Lines containing the word "value" in the data below: say how many, with no other text.
● ● ● ●
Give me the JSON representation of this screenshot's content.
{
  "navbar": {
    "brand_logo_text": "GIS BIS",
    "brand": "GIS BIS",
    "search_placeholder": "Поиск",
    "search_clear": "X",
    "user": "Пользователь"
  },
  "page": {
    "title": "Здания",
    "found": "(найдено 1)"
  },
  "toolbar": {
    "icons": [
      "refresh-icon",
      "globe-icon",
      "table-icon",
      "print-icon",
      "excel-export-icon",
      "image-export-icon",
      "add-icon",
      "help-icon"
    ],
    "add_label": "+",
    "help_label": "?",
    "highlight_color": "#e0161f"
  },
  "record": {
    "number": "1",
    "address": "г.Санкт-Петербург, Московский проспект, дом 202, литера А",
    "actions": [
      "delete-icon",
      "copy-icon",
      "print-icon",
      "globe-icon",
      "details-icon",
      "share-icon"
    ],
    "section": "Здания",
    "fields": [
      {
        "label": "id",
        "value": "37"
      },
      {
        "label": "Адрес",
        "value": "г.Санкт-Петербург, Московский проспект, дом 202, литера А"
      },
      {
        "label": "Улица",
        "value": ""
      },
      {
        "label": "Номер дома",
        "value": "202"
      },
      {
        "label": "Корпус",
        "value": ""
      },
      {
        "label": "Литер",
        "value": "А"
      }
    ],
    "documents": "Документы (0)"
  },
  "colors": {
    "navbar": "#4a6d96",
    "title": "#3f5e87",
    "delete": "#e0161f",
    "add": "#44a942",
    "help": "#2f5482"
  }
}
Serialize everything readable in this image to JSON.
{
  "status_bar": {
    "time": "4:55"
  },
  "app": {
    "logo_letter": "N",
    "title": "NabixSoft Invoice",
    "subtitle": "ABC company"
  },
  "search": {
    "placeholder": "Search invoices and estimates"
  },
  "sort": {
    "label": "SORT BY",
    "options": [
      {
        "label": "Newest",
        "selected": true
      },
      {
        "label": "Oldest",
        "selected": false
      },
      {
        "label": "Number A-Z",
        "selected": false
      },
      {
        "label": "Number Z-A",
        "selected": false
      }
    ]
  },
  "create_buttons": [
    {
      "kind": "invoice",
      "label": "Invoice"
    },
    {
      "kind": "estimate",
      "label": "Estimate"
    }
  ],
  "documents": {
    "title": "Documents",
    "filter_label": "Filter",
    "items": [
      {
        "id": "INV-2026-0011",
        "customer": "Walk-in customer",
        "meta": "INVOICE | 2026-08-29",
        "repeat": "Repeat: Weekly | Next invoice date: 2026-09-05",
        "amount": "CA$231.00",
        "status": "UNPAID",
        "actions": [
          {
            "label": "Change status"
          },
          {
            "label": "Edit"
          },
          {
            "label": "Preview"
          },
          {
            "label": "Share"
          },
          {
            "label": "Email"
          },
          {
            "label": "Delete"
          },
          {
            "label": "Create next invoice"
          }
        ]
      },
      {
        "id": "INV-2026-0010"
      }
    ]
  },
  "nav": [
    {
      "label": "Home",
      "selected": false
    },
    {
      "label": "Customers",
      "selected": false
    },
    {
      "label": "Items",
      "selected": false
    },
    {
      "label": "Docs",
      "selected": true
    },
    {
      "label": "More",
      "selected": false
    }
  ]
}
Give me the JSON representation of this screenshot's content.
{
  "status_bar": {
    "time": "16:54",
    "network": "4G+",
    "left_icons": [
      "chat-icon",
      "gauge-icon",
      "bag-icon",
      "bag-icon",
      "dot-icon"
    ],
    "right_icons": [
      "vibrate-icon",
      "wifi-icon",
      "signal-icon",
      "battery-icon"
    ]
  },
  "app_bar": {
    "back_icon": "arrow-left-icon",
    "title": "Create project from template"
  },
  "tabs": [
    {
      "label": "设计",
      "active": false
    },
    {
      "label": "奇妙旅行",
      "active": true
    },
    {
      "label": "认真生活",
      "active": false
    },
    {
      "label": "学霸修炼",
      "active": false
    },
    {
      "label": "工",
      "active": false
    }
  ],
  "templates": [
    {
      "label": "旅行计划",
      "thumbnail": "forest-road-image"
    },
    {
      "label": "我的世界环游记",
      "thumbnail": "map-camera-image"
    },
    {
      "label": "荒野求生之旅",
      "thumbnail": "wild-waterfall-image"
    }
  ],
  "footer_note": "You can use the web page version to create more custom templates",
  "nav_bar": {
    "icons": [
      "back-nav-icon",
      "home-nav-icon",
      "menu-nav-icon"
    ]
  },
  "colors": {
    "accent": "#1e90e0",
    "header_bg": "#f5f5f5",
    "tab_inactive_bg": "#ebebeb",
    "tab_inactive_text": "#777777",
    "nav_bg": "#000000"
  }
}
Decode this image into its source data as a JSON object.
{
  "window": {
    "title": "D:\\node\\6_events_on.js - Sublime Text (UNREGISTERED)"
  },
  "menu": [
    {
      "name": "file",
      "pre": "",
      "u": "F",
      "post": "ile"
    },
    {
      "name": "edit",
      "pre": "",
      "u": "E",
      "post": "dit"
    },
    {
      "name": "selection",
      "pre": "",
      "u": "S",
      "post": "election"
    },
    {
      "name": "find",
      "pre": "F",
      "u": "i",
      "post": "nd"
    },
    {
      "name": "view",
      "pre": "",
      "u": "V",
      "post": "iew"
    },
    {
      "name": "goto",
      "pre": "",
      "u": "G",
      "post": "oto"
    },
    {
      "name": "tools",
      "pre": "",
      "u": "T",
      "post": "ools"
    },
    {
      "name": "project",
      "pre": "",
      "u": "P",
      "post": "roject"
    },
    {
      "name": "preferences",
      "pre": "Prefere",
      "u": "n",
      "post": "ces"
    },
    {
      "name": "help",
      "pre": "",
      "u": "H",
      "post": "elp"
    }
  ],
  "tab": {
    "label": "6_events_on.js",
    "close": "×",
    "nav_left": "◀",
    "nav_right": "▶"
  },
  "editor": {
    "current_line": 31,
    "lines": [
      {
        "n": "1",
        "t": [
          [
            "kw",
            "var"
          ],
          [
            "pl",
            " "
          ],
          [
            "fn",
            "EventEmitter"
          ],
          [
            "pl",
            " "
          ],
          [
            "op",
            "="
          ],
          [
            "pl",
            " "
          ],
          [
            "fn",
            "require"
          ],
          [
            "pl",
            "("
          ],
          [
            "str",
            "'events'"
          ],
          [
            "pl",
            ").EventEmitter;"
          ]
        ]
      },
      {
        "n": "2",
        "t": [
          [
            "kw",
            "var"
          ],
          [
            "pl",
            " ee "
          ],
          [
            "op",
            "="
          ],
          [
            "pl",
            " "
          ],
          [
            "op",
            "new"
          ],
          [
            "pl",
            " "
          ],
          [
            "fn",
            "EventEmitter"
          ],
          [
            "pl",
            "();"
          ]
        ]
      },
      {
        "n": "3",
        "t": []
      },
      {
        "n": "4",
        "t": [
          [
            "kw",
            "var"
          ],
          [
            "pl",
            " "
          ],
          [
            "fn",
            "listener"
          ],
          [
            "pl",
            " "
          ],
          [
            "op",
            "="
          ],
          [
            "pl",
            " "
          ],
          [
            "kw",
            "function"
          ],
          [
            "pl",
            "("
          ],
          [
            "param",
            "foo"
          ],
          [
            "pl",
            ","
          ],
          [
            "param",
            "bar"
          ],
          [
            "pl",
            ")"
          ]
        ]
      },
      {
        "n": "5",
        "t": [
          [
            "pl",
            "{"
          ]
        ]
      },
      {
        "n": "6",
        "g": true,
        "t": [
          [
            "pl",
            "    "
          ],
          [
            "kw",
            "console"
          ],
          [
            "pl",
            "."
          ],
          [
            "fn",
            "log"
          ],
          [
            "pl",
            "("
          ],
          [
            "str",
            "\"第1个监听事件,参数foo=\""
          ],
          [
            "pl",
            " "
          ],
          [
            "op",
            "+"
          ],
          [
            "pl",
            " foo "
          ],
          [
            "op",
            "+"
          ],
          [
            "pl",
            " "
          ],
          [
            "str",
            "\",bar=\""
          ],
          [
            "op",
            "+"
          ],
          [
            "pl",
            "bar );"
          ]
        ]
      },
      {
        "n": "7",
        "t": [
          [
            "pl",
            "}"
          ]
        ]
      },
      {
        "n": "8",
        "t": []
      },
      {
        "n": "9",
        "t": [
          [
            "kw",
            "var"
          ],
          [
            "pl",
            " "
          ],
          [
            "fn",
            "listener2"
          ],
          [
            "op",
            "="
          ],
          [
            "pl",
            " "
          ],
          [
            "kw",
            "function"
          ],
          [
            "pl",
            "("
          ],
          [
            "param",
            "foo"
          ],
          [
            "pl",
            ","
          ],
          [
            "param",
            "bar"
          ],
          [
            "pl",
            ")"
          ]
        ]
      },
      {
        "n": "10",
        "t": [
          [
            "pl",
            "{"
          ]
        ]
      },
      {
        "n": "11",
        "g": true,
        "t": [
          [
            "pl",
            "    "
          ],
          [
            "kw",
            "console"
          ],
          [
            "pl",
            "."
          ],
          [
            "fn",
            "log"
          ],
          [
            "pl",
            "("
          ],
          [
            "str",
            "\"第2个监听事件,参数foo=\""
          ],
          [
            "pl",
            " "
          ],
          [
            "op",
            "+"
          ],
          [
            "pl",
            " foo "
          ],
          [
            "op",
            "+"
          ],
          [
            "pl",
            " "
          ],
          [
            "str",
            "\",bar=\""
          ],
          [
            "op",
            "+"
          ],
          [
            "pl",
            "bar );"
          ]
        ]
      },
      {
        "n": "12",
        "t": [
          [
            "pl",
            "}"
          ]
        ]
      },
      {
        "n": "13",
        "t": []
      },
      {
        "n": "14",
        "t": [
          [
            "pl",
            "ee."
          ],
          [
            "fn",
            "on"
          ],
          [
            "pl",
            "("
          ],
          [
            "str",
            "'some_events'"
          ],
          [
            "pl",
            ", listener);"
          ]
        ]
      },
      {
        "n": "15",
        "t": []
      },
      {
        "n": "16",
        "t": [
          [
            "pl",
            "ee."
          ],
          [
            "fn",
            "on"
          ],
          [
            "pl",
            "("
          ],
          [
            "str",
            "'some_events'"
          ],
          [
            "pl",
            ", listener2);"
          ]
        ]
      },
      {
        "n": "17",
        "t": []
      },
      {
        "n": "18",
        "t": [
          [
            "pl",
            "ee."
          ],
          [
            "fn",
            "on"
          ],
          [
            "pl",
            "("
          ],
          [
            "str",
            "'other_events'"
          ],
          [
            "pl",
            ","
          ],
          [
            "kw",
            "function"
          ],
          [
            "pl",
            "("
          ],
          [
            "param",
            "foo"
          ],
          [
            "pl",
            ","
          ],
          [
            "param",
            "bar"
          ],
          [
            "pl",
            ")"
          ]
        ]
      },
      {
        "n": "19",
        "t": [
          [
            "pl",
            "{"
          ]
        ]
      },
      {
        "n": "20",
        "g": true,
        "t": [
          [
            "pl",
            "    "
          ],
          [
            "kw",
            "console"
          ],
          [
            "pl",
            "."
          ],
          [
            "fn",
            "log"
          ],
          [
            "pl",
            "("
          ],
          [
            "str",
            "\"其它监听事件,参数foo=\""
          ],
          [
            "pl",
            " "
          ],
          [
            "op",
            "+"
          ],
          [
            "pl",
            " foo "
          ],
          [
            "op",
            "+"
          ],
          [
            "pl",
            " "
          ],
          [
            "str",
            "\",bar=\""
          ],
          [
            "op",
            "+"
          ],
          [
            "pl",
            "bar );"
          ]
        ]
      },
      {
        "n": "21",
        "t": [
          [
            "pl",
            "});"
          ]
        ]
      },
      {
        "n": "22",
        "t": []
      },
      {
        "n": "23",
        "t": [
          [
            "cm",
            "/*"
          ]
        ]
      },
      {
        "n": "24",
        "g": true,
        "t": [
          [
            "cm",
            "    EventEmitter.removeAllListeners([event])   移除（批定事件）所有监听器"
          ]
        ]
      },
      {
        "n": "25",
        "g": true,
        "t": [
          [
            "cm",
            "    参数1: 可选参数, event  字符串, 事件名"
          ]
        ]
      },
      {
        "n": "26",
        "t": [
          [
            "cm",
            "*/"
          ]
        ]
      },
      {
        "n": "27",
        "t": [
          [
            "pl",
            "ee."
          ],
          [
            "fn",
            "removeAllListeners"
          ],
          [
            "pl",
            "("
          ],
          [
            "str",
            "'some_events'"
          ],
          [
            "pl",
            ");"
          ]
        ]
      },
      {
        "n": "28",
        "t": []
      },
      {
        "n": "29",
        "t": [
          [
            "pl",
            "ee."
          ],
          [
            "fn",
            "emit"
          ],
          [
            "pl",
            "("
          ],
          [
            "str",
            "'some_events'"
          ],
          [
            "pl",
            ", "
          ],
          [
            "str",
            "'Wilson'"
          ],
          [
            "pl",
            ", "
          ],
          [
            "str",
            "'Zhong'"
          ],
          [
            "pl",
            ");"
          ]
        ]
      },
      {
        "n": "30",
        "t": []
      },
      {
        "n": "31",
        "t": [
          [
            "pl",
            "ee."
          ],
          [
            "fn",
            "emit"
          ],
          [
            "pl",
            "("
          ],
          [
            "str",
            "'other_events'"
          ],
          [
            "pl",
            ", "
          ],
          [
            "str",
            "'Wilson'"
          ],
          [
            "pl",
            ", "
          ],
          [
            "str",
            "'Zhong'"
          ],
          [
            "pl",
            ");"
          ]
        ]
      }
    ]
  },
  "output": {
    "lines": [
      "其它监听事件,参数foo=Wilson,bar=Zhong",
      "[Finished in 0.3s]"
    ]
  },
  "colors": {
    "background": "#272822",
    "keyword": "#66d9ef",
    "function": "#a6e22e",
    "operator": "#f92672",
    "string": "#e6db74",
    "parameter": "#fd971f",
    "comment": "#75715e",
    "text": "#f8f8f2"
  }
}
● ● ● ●
## Answer
6